Filter the listing below, keeping every line that holds "BuBu".
Segment Start: RECORDS SHOWN
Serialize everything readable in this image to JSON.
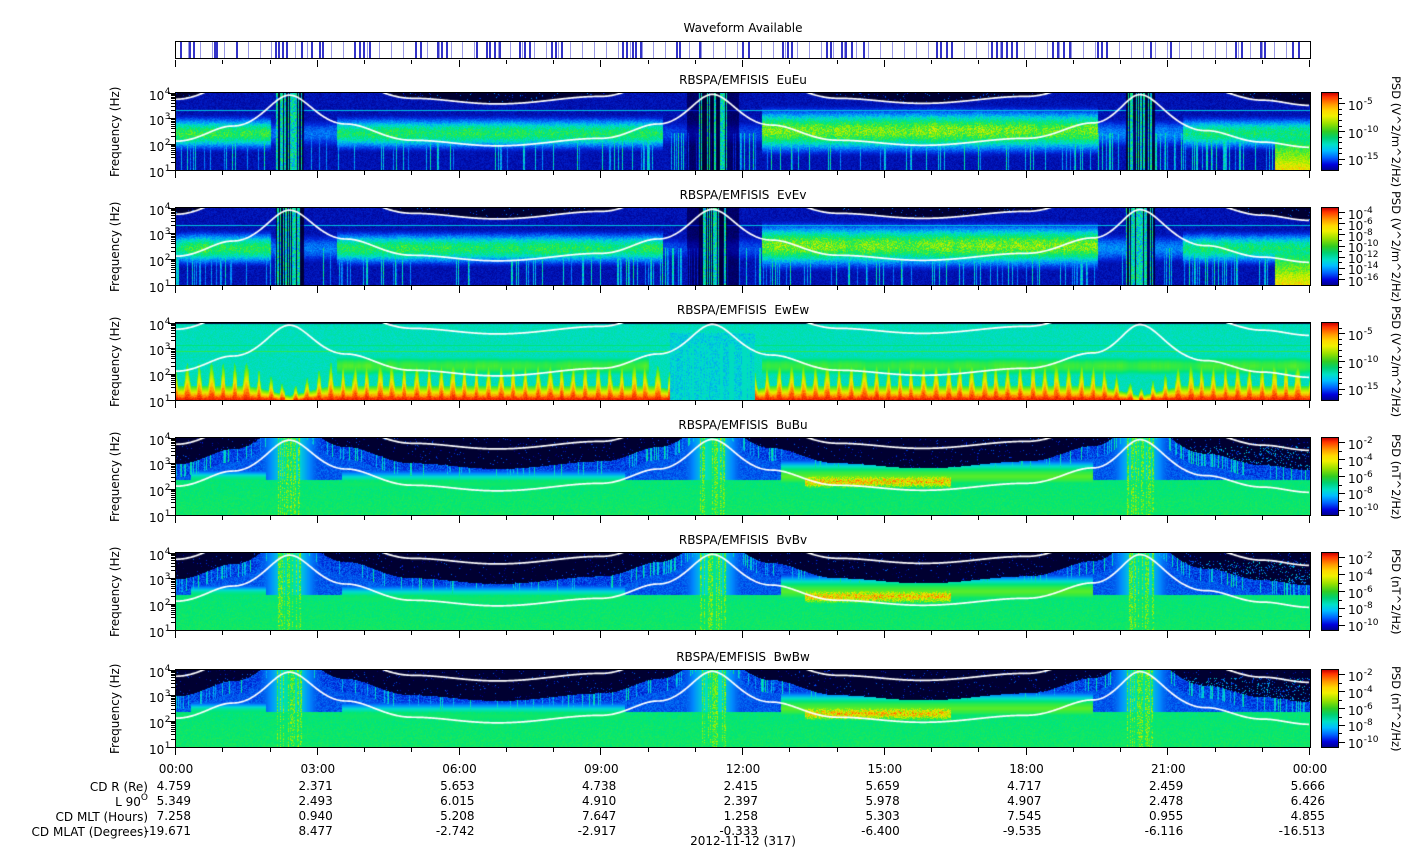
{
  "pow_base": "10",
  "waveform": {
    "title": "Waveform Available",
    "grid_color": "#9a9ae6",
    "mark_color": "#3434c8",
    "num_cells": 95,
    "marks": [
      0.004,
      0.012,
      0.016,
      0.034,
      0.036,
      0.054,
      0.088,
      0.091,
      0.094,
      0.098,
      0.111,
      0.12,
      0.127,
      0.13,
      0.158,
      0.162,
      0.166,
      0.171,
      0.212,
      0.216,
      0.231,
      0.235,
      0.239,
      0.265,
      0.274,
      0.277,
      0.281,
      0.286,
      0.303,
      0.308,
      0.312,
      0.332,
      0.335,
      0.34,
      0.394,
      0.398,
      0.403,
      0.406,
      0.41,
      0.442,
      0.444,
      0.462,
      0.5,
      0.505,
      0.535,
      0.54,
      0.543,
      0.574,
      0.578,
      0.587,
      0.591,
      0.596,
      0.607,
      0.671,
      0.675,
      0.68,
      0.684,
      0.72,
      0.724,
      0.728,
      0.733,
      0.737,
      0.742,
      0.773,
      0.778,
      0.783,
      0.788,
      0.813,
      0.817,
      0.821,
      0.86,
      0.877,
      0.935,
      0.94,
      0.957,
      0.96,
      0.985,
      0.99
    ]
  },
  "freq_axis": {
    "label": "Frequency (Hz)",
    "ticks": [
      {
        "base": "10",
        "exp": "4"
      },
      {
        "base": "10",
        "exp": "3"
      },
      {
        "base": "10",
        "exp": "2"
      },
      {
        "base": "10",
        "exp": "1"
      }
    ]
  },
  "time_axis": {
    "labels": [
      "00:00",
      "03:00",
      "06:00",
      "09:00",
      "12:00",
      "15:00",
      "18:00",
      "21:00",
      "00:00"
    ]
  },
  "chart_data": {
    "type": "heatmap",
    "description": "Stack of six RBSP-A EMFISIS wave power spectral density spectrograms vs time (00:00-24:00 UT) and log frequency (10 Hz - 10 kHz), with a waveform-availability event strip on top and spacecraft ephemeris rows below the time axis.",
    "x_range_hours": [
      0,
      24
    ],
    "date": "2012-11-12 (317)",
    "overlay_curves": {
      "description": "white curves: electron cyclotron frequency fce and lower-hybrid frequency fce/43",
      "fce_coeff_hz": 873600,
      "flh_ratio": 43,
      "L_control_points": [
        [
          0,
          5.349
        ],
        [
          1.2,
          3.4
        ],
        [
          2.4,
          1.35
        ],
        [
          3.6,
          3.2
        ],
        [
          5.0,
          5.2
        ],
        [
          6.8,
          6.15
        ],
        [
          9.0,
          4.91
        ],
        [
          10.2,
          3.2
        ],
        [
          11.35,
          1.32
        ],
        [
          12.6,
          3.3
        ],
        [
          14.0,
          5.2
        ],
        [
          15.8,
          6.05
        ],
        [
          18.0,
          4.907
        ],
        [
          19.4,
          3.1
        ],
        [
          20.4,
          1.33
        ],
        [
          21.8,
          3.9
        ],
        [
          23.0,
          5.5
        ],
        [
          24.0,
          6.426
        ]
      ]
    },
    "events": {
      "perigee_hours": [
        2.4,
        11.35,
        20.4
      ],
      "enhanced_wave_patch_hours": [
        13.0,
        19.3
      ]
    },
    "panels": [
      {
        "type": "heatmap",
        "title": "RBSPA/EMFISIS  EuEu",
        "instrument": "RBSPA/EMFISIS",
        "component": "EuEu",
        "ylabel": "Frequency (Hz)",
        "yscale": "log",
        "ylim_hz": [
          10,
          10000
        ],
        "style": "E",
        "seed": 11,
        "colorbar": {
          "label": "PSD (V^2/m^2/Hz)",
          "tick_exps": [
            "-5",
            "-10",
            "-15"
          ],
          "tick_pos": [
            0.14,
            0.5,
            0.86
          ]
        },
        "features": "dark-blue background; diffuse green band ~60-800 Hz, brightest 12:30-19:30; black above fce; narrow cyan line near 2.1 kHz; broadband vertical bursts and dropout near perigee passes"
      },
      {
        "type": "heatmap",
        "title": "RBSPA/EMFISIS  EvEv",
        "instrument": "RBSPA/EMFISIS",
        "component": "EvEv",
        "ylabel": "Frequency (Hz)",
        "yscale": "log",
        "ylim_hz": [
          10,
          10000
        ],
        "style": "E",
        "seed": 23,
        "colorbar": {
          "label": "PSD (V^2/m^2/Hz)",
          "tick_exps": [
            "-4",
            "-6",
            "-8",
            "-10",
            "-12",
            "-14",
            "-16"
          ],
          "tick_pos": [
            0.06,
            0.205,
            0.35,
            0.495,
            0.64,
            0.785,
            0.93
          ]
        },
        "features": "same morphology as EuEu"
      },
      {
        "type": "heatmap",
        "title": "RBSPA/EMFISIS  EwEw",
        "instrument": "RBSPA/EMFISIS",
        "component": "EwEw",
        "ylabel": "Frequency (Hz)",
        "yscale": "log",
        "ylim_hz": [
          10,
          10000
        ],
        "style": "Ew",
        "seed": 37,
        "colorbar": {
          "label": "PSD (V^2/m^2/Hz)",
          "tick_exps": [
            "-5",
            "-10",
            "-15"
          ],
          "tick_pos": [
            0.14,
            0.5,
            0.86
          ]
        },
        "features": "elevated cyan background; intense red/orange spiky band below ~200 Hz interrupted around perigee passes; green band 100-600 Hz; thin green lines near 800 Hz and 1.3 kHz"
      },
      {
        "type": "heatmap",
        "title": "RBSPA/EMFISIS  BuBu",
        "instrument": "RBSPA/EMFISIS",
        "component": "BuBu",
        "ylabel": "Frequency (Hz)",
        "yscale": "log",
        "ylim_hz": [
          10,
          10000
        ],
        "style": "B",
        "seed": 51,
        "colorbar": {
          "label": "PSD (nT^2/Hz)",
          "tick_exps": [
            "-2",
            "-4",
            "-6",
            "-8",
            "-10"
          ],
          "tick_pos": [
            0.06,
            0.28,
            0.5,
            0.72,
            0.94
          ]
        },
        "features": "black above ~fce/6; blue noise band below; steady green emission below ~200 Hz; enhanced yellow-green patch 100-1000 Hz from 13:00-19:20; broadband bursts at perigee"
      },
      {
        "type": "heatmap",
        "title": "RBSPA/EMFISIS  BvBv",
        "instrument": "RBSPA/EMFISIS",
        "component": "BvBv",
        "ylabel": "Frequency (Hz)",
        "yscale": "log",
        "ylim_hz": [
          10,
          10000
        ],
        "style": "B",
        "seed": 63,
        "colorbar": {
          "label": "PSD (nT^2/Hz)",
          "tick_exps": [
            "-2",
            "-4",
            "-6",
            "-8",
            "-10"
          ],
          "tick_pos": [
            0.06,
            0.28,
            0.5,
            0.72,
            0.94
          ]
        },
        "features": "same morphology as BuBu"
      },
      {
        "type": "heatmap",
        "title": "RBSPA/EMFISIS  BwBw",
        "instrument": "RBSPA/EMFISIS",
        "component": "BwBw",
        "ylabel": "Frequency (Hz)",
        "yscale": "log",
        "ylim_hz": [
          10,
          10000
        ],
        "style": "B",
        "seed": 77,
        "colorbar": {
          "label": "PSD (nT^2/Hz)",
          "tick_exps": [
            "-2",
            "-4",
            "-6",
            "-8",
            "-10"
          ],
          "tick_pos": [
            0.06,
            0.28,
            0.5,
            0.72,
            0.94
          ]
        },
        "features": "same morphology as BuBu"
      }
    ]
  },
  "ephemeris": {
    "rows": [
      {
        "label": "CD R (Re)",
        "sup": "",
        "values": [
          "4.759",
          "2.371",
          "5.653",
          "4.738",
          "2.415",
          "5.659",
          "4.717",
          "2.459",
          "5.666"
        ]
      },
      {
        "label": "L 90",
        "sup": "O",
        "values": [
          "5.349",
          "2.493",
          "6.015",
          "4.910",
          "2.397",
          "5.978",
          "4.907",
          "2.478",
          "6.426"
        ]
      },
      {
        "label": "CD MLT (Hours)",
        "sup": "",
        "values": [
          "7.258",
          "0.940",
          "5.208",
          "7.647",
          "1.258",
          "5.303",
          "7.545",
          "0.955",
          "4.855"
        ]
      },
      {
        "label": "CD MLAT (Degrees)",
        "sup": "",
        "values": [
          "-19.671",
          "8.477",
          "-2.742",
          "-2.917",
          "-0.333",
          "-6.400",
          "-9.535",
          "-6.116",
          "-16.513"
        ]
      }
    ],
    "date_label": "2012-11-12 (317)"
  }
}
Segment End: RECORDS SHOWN
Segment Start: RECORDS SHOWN
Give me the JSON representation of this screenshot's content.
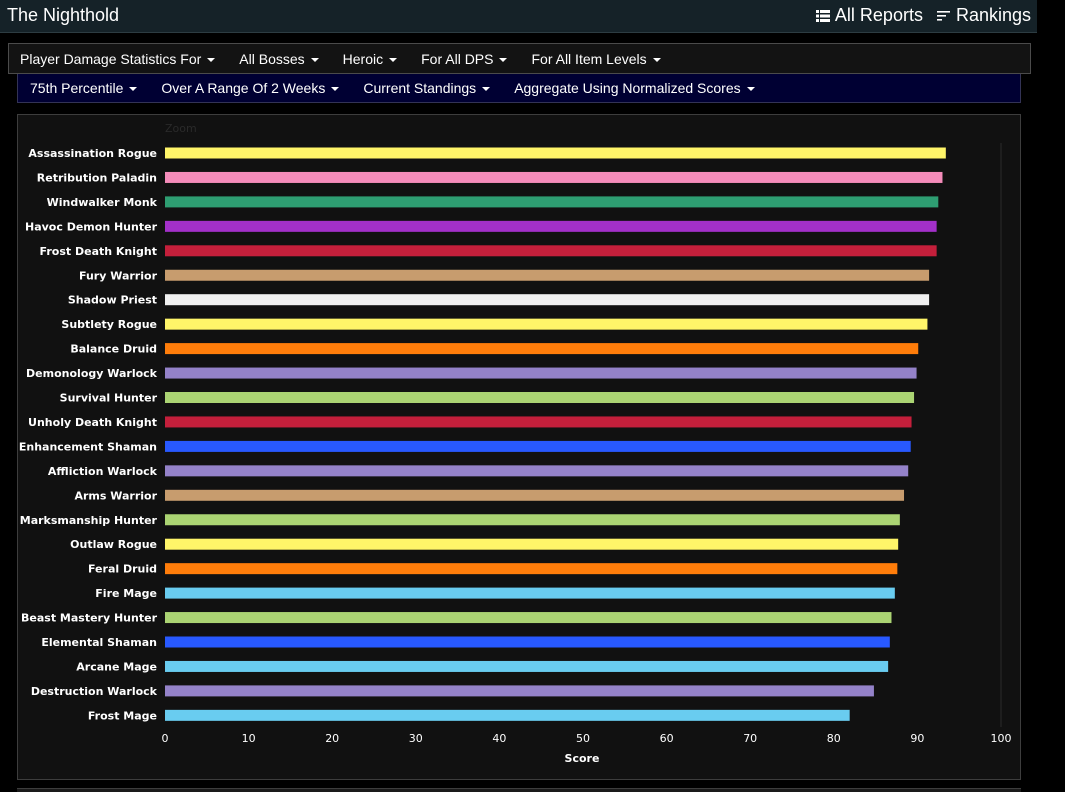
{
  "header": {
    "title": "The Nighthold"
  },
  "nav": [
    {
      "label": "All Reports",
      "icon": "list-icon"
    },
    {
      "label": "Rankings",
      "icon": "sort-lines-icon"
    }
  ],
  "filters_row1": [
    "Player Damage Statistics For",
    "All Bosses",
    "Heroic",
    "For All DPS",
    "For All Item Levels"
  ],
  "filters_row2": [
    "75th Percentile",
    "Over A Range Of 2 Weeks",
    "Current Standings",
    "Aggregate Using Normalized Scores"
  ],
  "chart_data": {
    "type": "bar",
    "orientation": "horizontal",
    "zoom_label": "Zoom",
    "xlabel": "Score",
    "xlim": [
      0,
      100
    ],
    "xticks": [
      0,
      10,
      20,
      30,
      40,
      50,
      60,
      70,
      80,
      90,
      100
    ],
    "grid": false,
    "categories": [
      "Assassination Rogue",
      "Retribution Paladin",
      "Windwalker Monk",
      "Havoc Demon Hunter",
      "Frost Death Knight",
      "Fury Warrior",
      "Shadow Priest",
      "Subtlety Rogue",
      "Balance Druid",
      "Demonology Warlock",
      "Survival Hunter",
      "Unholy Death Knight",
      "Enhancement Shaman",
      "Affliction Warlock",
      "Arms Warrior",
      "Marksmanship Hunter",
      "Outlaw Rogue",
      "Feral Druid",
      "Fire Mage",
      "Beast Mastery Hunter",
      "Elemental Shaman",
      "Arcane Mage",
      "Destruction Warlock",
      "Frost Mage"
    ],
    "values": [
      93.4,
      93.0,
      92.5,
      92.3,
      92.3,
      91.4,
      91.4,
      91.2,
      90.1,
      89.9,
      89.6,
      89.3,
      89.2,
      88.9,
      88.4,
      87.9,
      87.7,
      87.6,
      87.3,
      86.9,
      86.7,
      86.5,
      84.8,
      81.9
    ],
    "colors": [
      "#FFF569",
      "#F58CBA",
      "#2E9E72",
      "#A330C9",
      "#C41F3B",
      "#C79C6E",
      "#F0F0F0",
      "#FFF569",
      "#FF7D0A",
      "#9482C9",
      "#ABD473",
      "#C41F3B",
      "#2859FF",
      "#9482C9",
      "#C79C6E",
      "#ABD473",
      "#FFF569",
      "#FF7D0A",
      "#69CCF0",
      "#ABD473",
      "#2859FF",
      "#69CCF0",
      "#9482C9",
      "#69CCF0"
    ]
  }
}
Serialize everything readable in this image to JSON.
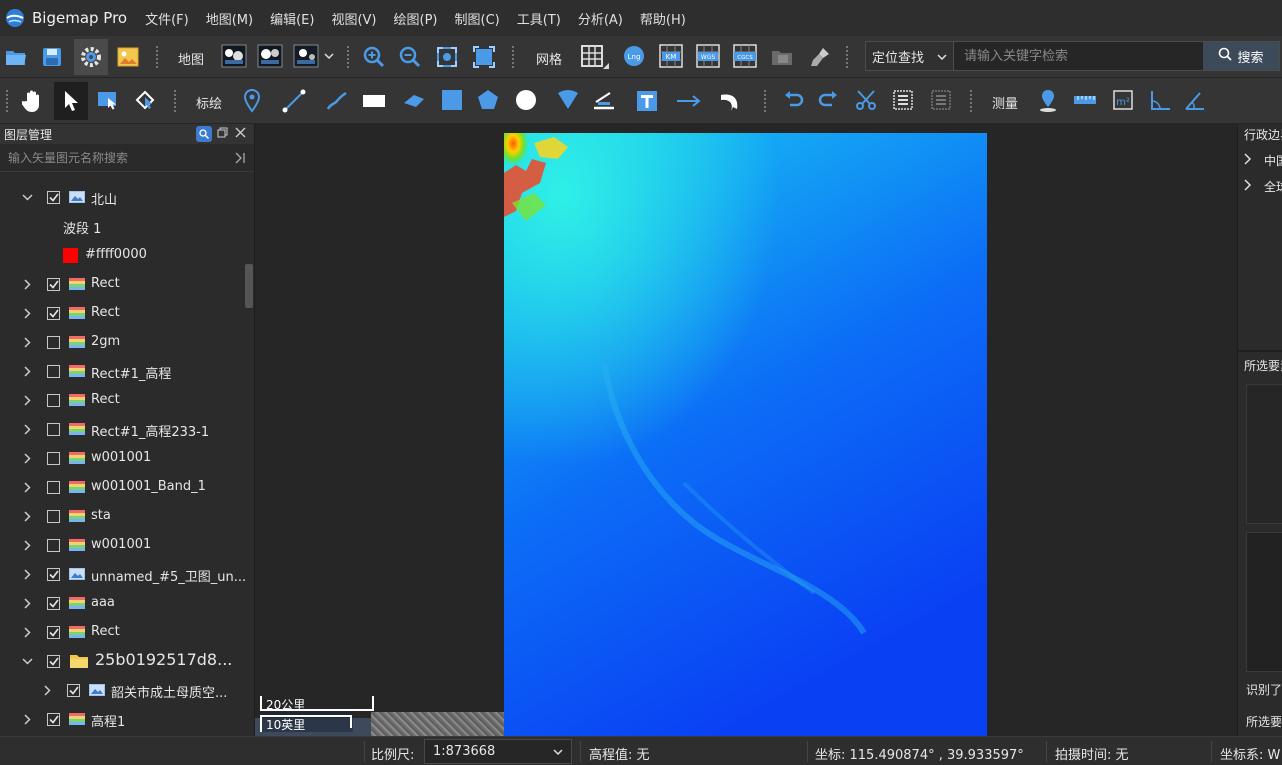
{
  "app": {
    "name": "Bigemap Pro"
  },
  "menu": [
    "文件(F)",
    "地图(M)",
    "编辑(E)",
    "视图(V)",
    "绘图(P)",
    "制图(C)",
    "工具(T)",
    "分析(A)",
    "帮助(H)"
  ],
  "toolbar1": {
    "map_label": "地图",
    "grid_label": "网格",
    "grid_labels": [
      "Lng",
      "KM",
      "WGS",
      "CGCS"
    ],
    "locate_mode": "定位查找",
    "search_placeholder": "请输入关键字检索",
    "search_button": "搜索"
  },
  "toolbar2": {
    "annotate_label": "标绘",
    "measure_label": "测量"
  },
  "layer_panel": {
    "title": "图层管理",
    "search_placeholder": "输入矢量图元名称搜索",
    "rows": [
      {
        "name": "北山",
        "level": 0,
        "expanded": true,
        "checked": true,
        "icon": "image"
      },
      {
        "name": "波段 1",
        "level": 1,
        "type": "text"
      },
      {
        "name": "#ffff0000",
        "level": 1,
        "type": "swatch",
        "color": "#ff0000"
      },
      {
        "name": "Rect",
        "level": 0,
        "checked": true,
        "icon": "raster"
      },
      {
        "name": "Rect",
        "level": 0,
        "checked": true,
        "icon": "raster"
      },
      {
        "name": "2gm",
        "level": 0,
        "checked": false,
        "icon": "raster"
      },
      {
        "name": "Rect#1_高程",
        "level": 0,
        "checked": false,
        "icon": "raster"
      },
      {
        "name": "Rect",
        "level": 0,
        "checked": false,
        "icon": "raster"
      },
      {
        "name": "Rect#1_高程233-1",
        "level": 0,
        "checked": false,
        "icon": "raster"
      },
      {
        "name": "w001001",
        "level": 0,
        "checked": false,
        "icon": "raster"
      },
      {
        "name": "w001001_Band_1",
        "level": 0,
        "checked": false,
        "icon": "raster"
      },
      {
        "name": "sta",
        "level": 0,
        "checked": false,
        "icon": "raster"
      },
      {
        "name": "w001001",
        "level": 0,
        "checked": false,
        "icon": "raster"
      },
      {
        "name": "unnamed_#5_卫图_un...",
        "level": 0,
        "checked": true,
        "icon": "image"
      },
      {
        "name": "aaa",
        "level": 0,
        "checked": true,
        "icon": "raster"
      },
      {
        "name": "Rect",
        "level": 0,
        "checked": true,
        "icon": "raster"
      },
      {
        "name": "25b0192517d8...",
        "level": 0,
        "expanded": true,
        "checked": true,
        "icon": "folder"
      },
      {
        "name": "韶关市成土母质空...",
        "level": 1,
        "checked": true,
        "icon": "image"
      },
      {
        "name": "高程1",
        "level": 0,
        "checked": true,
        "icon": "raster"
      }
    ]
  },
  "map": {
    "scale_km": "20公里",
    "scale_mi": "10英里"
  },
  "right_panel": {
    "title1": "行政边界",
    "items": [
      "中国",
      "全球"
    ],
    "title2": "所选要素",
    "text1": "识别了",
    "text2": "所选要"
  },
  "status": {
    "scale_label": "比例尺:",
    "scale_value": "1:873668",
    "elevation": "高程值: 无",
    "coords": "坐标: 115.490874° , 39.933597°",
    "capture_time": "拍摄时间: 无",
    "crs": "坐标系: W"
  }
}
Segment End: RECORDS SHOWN
§ WRITTEN ANSWER
        "title": "RBSPA/EMFISIS  BuBu",
        "component": "BuBu",
        "features": "same morphology as BuBu"
        "features": "same morphology as BuBu"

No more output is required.